At the 66th session of the WHO Regional Committee for Europe, the 53 countries in the Region adopted a new Strategy on women’s health and well-being. The Strategy aims to enable progress towards reducing gender and socioeconomic inequities for women in the Region. It is designed to help health planners work towards improving the health and well-being of women and girls, with a view beyond maternal and child health, ensuring that policies and health systems are gender-responsive and based on a life-course approach.
The Strategy puts forward four key recommendations that relate directly to women in the health workforce and aim both to address the impact of gender and social, economic, cultural and environmental determinants and to improve the health system response to women’s health and well-being. These include:

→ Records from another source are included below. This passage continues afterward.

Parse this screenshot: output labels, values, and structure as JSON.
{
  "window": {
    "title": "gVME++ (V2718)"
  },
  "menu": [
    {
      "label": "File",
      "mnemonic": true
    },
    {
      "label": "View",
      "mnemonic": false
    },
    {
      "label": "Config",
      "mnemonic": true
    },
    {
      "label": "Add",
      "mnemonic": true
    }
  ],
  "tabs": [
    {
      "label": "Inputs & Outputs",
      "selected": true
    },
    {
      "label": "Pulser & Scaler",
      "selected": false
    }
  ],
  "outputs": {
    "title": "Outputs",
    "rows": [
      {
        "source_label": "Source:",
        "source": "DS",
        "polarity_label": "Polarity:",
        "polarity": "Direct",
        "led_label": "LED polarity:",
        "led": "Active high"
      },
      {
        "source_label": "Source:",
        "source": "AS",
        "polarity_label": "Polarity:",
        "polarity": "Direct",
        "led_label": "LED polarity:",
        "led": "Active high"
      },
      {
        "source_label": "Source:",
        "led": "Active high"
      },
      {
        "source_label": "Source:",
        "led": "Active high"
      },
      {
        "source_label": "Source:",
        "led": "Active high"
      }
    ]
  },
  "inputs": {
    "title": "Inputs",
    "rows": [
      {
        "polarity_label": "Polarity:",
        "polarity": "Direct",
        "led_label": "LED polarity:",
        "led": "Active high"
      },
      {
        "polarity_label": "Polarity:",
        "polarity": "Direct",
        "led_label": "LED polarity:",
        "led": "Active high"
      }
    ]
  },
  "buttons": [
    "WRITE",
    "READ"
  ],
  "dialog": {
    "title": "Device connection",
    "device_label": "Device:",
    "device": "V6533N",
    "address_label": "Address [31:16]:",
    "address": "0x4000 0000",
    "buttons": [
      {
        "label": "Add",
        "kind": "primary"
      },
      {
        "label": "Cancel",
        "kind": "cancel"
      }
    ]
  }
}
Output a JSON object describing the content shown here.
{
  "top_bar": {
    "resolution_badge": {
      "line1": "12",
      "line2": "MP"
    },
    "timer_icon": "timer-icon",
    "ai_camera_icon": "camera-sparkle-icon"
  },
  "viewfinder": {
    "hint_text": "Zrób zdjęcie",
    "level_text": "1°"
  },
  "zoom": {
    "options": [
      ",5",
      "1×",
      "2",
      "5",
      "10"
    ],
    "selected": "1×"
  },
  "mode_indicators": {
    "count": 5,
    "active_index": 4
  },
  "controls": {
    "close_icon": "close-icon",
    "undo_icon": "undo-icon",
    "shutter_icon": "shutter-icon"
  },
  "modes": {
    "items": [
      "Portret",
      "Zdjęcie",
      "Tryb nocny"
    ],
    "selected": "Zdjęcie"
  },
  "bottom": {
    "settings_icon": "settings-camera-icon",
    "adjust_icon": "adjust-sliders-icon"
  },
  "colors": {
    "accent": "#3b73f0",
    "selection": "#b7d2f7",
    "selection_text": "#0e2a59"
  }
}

promoting gender equity in all workplaces, across all levels;
reducing the negative impact on health and well-being of precarious employment and working conditions;
ensuring women’s work is equally valued to that of men, and that women’s paid and unpaid contributions as care providers are recognized, valued and compensated; and
supporting models of care that do not increase the pressure on women and put them at risk of social exclusion, examples of which include policies that increase men’s participation in caring for their families.
The Strategy on women’s health and well-being is underpinned by the values of Health 2020, the European health policy framework, which acknowledges that gender is a determinant of health. It also supports the implementation of the Sustainable Development Goals linked to gender equity and reducing inequalities.
Taking action towards a sustainable health workforce
A framework for action towards a sustainable health workforce in the WHO European Region is on the agenda for the 67th session of the WHO Regional Committee for Europe, to be held in September 2017 in Budapest, Hungary. The framework supports the United Nations High-Level Commission’s recommendations for gender-related issues in the health sector, including the removal of societal barriers that prevent women from making an optimal contribution to the sector.
Извор: Светска здравствена организација - 08.03.2017